There is a phrase that is playing on repeat in my brain: “God of all Comfort.” It runs through my head as I drop off our 2 year old at daycare and I hear him crying and causing great haulla-ba-loo.  He loves his teachers, and I have full confidence in his care, and yet he hollers for me.  Even for the veteran working mom, it is hard to shake that off.    So, I go to the God of all comfort.  And it happens when I catch random tidbits throughout the day of current events and there are people dying on the other side of the world and I have no idea of how to help.  Especially the children, maimed and tortured, and left to be.  I have a pit in my stomach and I mentally lurch.  So, I go to the God of all comfort.  And then it is evening and I am making dinner and keeping the scissors away from the 2 year old and telling him to stop eating the dog food, and stop sucking on paper clips, and our five year old wants to eat Smores in bed (who does that?) and, so, I go to the God of all comfort.  And a close friend’s father passes away and her heart is forever changed and I would give a million bucks to hug her, but she lives in another part of the country and I only see her every few years.  So, I go to the God of all comfort.  I glance at Facebook and Lord, just be with all of Facebook.  And then, a deposit didn’t come in, and there is a notice in the mail that the insurance company inadvertently dropped one of the children from the plan and they will need supporting documents of the birth in order to reinstate the policy. I think about who I need to go to, and waiver, does God care about that?  He doesn’t exactly have to deal with Blue Cross Blue Shield customer service reps in Heaven, you know?

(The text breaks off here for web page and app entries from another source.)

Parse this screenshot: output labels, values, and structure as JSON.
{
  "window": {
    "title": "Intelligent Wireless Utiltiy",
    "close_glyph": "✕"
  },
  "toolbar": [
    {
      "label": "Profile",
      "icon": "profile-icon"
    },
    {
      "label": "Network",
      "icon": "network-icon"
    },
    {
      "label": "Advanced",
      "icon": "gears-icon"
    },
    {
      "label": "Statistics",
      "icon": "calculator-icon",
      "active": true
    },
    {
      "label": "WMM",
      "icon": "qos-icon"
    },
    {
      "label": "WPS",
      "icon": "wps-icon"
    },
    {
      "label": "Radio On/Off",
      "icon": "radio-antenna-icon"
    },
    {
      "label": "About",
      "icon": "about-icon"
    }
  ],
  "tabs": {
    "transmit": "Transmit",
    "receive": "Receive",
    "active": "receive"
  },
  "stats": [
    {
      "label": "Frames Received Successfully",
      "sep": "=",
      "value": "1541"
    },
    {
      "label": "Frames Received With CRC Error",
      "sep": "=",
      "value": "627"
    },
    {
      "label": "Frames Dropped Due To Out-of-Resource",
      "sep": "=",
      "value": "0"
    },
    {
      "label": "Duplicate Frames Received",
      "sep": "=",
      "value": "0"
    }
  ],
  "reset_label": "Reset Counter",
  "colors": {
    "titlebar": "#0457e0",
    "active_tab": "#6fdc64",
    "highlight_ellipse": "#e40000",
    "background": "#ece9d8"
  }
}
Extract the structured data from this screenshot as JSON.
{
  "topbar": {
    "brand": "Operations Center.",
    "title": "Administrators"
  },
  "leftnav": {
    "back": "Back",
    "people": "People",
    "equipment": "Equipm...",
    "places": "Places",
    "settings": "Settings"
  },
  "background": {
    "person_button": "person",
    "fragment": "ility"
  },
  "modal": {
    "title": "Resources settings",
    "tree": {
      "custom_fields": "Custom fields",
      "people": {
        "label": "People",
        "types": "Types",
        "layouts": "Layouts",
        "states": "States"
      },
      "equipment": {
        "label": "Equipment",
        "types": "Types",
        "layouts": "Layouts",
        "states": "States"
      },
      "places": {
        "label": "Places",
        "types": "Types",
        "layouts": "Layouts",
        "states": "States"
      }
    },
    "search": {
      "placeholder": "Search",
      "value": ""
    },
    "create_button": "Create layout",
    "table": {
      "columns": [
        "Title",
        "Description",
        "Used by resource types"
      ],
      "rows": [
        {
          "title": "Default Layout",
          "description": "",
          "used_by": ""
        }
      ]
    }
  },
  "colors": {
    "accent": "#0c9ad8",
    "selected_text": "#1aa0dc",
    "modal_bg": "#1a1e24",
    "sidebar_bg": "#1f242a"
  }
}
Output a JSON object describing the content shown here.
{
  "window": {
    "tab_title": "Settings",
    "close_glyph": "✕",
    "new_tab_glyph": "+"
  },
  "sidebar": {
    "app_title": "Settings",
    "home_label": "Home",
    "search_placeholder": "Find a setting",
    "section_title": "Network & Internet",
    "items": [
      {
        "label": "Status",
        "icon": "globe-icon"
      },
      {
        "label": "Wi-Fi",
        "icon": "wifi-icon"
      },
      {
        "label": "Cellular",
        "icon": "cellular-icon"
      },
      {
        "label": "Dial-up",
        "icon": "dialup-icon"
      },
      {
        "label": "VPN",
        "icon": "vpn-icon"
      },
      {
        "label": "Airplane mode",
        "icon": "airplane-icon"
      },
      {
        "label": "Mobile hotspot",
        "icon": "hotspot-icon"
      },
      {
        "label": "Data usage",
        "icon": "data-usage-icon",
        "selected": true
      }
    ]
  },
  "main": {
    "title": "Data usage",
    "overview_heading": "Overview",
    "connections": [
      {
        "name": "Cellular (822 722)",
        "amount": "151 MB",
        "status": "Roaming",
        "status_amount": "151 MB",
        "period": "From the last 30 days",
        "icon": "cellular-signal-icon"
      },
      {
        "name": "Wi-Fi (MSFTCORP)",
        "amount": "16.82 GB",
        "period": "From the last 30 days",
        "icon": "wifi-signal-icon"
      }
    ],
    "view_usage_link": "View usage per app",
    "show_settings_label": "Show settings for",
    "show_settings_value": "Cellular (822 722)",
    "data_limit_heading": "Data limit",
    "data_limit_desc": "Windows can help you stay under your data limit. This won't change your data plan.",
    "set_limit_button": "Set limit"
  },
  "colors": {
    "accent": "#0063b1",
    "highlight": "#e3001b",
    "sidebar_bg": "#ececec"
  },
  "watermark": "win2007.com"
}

And I choose to take God as His word – all means all.  Whether trivial or seemingly petty, or literally earth shattering, He is the God of all comfort.  On the days when I am able to pray in reverent stillness, all means all, and on the days that seem to move at warp speed and stillness is next to impossible, all means all.  God’s goodness and ability to comfort is not limited or conditional.  He is: The God of all Comfort.

And He does not comfort in a vacuum. His mercies flow to us to calm and pacify, and  to empower us to reflect that comfort to ease the pain of others.  God is fruitful in that way, even when our hearts hurt.   In all ways.

Father in Heaven,

Blessed be you! Thank you for being the Father of mercies and the God of all comfort, you comfort us in all our affliction, whether those trials seem small or large, significant, or silly, you do not discriminate.  You comfort us so that we can return and reflect that comfort to others on your behalf.  Thank you for caring, God, and for wanting to comfort.  Satan wants us to think that your comfort is the last thing available to us. Lead us in your truth.  In Jesus name I pray, Amen.

“Blessed be the God and Father of our Lord Jesus Christ, the Father of mercies and God of all comfort, who comforts us in all our affliction so that we will be able to comfort those who are in any affliction with the comfort with which we ourselves are comforted by God.” 2 Corinthians 1:3-4